Author: Bhaskar Sunkara

BHASKAR SUNKARA is an undergraduate at The George Washington University and the editor of Jacobin (, a D.C.-based publication.

Social Democracy Is Good. But Not Good Enough.


We need a socialism that goes beyond capitalism. And not just for moral reasons.

John Judis has all the right intentions. He’s looking at the resurgence of openly democratic socialist currents in the United States with a mix of excitement and trepidation. Excitement, because he knows how desperately the country’s workers need social reforms. Trepidation, because he worries that the new left might fall into the familiar traps of insularity and sectarianism.

Bernie for President

ImageWe should welcome Bernie Sanders' run, while being aware of its limits.

"I am not a capitalist soldier. I am a proletarian revolutionist. . . . I am opposed to every war but one.” So said Senator Bernie Sanders in 1979, reciting a speech from five-time Socialist Party of America presidential candidate Eugene V. Debs for a Folkways Records collection. 

German Lessons

Passionately watching last week’s election returns* at the Rosa Luxemburg Stiftung’s office in New York, without ever having been to Germany or learned more than a half-dozen German words, was an unusual experience. It was easy enough to orient my sympathies — as an American socialist they stood with the Left Party.


Italian Lessons

Amid twinkling fingers and Guy Fawkes masks, few were pining for central committees. Occupy’s emergence was welcomed. The movement galvanized radicals, bringing the language of class and economic justice into view. Yet an unwarranted arrogance underlined the protests. Occupy, in part a media event that mobilized relatively few, was quick to assert its novelty and earth-shattering significance.

A Thousand Platitudes: Liberal Hysteria and the Tea Party

[Comments by Marvin and Betty Mandell and others are posted below the article.]

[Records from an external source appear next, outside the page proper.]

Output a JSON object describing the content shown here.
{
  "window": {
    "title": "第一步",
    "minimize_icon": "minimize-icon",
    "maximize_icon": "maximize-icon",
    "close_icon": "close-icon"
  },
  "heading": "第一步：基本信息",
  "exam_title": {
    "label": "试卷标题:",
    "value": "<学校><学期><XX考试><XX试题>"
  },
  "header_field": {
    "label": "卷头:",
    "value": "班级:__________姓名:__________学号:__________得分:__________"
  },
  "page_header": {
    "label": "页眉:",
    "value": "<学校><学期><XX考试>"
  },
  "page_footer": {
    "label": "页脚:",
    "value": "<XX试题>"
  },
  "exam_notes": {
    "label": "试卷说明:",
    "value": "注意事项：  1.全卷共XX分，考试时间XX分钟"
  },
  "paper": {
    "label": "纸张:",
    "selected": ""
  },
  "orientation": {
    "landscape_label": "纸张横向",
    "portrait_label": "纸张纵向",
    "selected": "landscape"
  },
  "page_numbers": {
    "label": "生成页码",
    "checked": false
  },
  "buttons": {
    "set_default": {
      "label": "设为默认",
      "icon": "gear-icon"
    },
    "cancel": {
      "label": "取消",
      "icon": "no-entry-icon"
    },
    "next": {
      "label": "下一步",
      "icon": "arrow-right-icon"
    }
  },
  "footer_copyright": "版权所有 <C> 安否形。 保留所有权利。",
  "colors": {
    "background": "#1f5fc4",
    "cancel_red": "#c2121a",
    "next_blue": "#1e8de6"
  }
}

Venezuela, a moderately prosperous nation with rosy relations with both the United States and global capital, was an unlikely setting for a socialist renaissance. The 1998 election of Hugo Chávez appeared to be nothing more than a parliamentary victory for a bombastic social democrat, surprising but hardly epochal.